As an aside, a crash-course in how I menu plan: 
1. consult the freezer contents list
2. consult the storecupboard contents list
3. stick head in fridge
4. work out 21 dinners that can be made based on the above
5. distribute around the 21-day menu plan for variety
6. figure out a few lunches and breakfast and/or treats that can be made based on the above, add to the bottom of the menu plan list
7. take out the recipes for the week ahead out of the folder and stick to the pinboard
8. check if any ingredients are missing and add to shopping list

Now, all of the above works pretty well no matter how dopey I get at any given moment.... Because the system has been tried and tested, and crucially, in place prior to the crisis. By now it'd second nature, and in many ways, like a second brain when the one in my head just isn't doing the job.

As far as the rest of housework is concerned, I have a spray bottle of white vinegar and a stack of microfibre cloths, and things just get a spray and a wipe when they start getting grotty - glass and metal first, to make them nice and shiny, and then the rest just needs a wipe to make it hygienic, even if it's not sparkling.

So here is what I am challenging you to do today:  identify two areas of your life that are most crucial to keeping your family afloat, and put a system in place that will make it possible to keep floating through most crises.  Training family members to take over your duties is acceptable - indeed, desirable ;o)

Oh, and another thing - for six months last year, I have been doing the Royal Mail Survey.  In a nutshell, you post and receive test items, enter them into an online system, and get paid in stamps.

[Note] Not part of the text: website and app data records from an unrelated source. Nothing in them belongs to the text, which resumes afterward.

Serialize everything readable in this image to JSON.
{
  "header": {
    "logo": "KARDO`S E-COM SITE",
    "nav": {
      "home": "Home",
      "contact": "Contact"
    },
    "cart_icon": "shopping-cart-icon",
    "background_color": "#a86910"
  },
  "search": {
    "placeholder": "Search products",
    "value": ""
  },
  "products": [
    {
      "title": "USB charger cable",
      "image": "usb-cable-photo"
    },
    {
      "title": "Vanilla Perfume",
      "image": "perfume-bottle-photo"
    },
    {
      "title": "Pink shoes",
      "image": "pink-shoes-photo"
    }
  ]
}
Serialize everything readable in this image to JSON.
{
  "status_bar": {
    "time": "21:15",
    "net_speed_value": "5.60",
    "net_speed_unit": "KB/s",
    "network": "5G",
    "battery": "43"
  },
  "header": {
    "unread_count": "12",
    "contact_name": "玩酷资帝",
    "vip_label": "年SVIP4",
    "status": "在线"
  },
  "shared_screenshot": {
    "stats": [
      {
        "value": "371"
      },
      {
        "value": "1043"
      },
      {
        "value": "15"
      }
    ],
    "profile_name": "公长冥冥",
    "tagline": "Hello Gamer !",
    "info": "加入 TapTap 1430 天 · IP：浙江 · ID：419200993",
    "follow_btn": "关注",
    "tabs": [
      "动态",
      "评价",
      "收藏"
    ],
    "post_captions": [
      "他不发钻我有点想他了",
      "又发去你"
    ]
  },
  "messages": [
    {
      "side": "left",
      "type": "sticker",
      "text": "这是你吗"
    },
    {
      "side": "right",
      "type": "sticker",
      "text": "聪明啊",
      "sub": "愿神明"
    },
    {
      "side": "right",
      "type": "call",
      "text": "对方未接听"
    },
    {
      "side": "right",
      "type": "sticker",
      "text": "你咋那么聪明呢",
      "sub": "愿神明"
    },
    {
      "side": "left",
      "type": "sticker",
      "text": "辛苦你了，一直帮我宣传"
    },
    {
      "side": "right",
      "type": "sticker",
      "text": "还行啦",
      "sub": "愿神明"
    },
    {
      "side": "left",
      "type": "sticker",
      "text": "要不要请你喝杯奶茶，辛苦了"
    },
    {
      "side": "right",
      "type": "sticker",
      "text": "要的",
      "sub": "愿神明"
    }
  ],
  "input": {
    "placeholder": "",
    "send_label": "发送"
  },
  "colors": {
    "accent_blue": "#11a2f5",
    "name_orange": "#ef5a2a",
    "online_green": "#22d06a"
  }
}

Pretty good, especially if you sell stuff online and could do with some help with postage costs.  After six months, they make you have a rest for the next six, but if you're lucky, they might ask you to help out with some other aspects of their survey - I did one dealing with unadressed mail, and earned £30 in Love2Shop vouchers.

Well, they are recruiting now, so if you are interested, click on the following link: https://rmpri.research-int.com.

Sorry, no photos today - a challenge too far, I'm afraid !  But tomorrow, who knows ?  ;o)